3Id.; see, also, In re Watson, 94 B.R. 111, 113 (Bankr. S.D. Ohio 1988), reconsideration denied, 102 B.R. 112 (Bankr. S. D. Ohio 1989) (holding that notwithstanding deference given to a debtor-in- possession's selection, debtors-in-possession do not have "unfettered discretion in their choice of counsel."). [Return to Text]
6See, e.g., In re Consolidated Bancstores Inc., 785 F.2d 1249, 1256 n.6 (5th Cir. 1986); Childress v. Middleton Arms, L.P. (In re Middleton Arms Ltd. Partnership), 934 F.2d 723, 725 (6th Cir. 1991); In re Envirodyne Indus. Inc., 150 B.R. 1008, 1018. (Bankr. N.E. Ill. 1993). [Return to Text]

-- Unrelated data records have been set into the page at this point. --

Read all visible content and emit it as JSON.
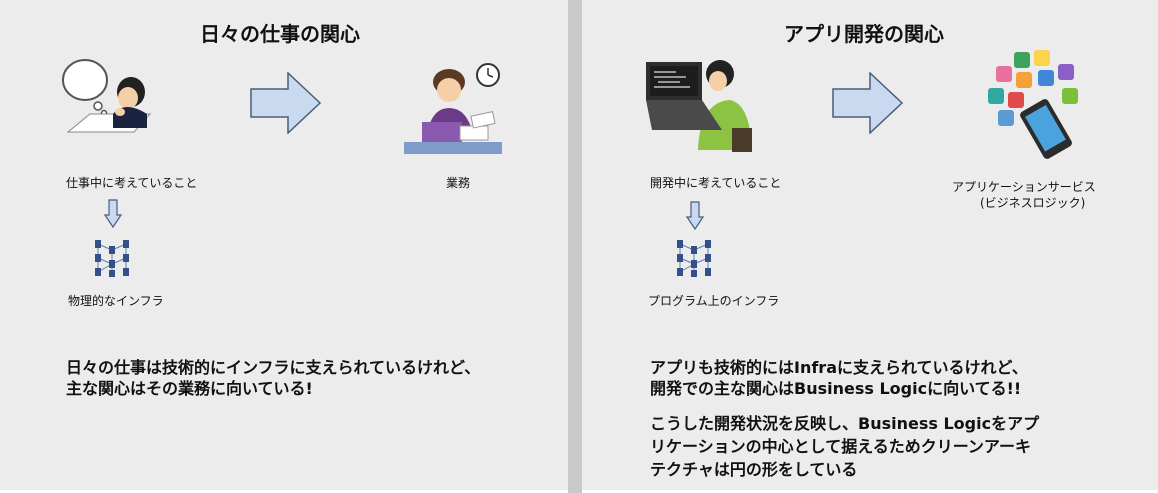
{
  "left": {
    "title": "日々の仕事の関心",
    "thinking_label": "仕事中に考えていること",
    "business_label": "業務",
    "infra_label": "物理的なインフラ",
    "message_line1": "日々の仕事は技術的にインフラに支えられているけれど、",
    "message_line2": "主な関心はその業務に向いている!"
  },
  "right": {
    "title": "アプリ開発の関心",
    "thinking_label": "開発中に考えていること",
    "service_label_line1": "アプリケーションサービス",
    "service_label_line2": "(ビジネスロジック)",
    "infra_label": "プログラム上のインフラ",
    "message_line1": "アプリも技術的にはInfraに支えられているけれど、",
    "message_line2": "開発での主な関心はBusiness Logicに向いてる!!",
    "conclusion_line1": "こうした開発状況を反映し、Business Logicをアプ",
    "conclusion_line2": "リケーションの中心として据えるためクリーンアーキ",
    "conclusion_line3": "テクチャは円の形をしている"
  }
}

7In re Dansville Properties Inc., 177 B.R. 174, 175 (Bankr. W.D.N.Y. 1995) (Law firm with $13,000 pre-petition claim against debtor-in-possession was not "disinterested person" and could not be employed as attorney for debtor-in-possession, even through use of bankruptcy court's general equitable powers.); In re CIC Inv. Corp., 175 B.R. 52, 56 (9th Cir. BAP 1994) (Professional with a pre-petition secured claim against debtor-in- possession cannot qualify as disinterested). [Return to Text]
8In re Wells Benrus Corp., 48 B.R. 196, 199 (Bankr. D. Conn. 1985) (holding that prior representation as general counsel to debtor-in-possession and service as director disqualified firm.); In re Anver Corp., 44 B.R. 615, 617 (Bankr. D. Mass 1984) (counsel disqualified from serving as debtor's counsel due to one percent equity interest and service as the secretary/clerk of the debtor, notwithstanding lack of objection by either debtor, any creditor or creditors' committee.) [Return to Text]

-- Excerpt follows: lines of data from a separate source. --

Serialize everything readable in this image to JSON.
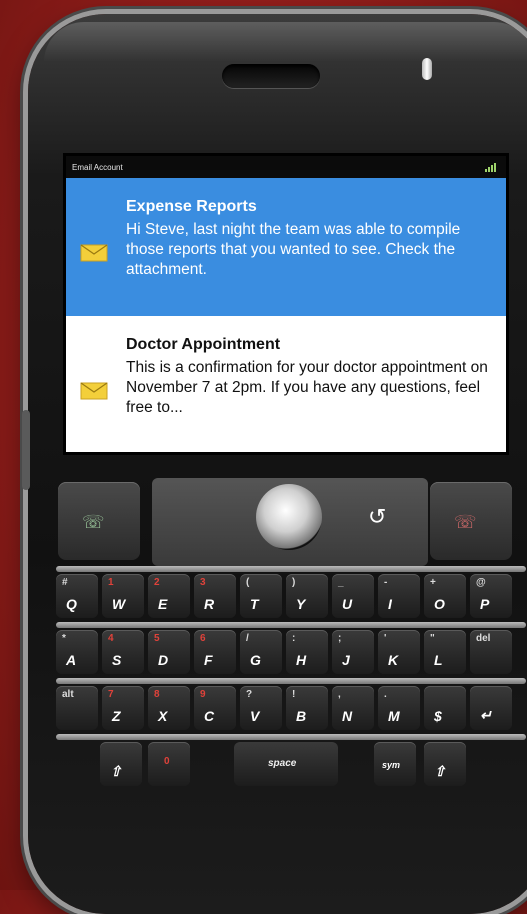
{
  "status_bar": {
    "title": "Email Account",
    "signal_bars": 4
  },
  "messages": [
    {
      "subject": "Expense Reports",
      "preview": "Hi Steve, last night the team was able to compile those reports that you wanted to see. Check the attachment.",
      "selected": true
    },
    {
      "subject": "Doctor Appointment",
      "preview": "This is a confirmation for your doctor appointment on November 7 at 2pm. If you have any questions, feel free to...",
      "selected": false
    }
  ],
  "keyboard": {
    "row1": [
      {
        "k": "Q",
        "a": "#"
      },
      {
        "k": "W",
        "a": "1"
      },
      {
        "k": "E",
        "a": "2"
      },
      {
        "k": "R",
        "a": "3"
      },
      {
        "k": "T",
        "a": "("
      },
      {
        "k": "Y",
        "a": ")"
      },
      {
        "k": "U",
        "a": "_"
      },
      {
        "k": "I",
        "a": "-"
      },
      {
        "k": "O",
        "a": "+"
      },
      {
        "k": "P",
        "a": "@"
      }
    ],
    "row2": [
      {
        "k": "A",
        "a": "*"
      },
      {
        "k": "S",
        "a": "4"
      },
      {
        "k": "D",
        "a": "5"
      },
      {
        "k": "F",
        "a": "6"
      },
      {
        "k": "G",
        "a": "/"
      },
      {
        "k": "H",
        "a": ":"
      },
      {
        "k": "J",
        "a": ";"
      },
      {
        "k": "K",
        "a": "'"
      },
      {
        "k": "L",
        "a": "\""
      },
      {
        "k": "",
        "a": "del"
      }
    ],
    "row3": [
      {
        "k": "",
        "a": "alt"
      },
      {
        "k": "Z",
        "a": "7"
      },
      {
        "k": "X",
        "a": "8"
      },
      {
        "k": "C",
        "a": "9"
      },
      {
        "k": "V",
        "a": "?"
      },
      {
        "k": "B",
        "a": "!"
      },
      {
        "k": "N",
        "a": ","
      },
      {
        "k": "M",
        "a": "."
      },
      {
        "k": "$",
        "a": ""
      },
      {
        "k": "↵",
        "a": ""
      }
    ],
    "row4": {
      "left": "⇧",
      "zero": "0",
      "space": "space",
      "sym": "sym",
      "right": "⇧"
    }
  },
  "colors": {
    "selected_bg": "#3a8de0",
    "envelope": "#f3cf3a",
    "accent_red": "#e0423a"
  }
}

10 In re Classic Roadsters Ltd., 150 B.R. 751, 753 (Bankr. D. N.D. 1993); see, also, In re American Printers & Lithographers Inc., 148 B.R. 862, 865 (Bankr. N.D. Ill. 1992); In re Amdura Corp., 121 B.R. 862, 867 (Bankr. D. Colo. 1990). [Return to Text]
11 See In re Glenn Elec. Sales Corp., 99 B.R. 596, 602 (D. N.J. 1988); TWI Intern. Inc. v. Vanguard Oil and Service Co., 162 B.R. 672, 675 (Bankr. S.D.N.Y. 1994) (holding that attorney may be disqualified for potential conflict of interest). [Return to Text]

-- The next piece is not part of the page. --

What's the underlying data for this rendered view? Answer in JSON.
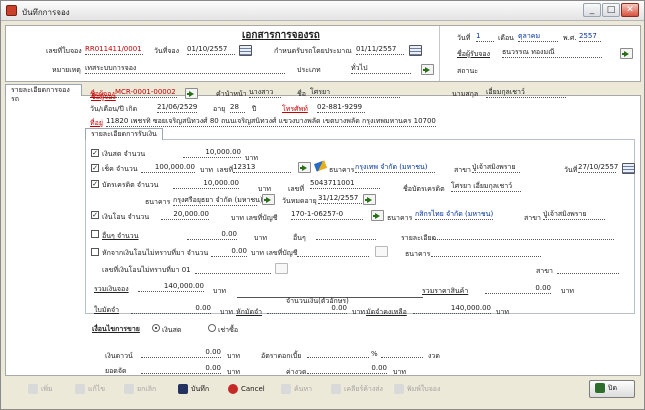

12 In re Glenn Electric Sales Corp., 99 B.R. at 602; see, also, In re National Distributors Warehouse Co., 148 B.R. 558, 561 (Bankr. E.D. Ark. 1992): In re WPMK Inc., 42 B.R. 157, 163 (Bankr. D. Haw. 1984). [Return to Text]
13 In re Martin, 817 F.2d 175, 180 (1st Cir. 1987); 3 Colliers on Bankruptcy at ô 327.04, p. 327-29 to 327-36 (Lawrence P. King et al. Eds. 15th rev. ed. 1996); Gerald K. Smith, Disinterestedness, Ann. Surv. of Bankr. Law 639 (1995-1996). [Return to Text]
14 See, e.g., In re Martin, 817 F.2d at 180; In re Federated Department Stores, 114 B.R. 501, 504 (Bankr. S.D. Ohio 1990), rev'd 44 F.3d 1310 (6th Cir. 1995); In re Sharon Steel Corp., 152 B.R. 447 (Bankr. W.D. Pa.), aff'd 154 B.R. 53 (W.D. Pa. 1993), rev'd sub nom. United States Trustee v. Price Waterhouse, 19 F.3d 138 (3d Cir. 1994). [Return to Text]
15 See, e.g., In re Federated Department Stores, 44 F. 3d 1310, 1319 (6th Cir. 1995) (reversing lower court's approval of professional based on equitable considerations); United States Trustee v. Price Waterhouse, 19 F.3d 138, 142 (3d Cir. 1994) (reversing lower courts "flexible" application of disinterestedness standard). [Return to Text]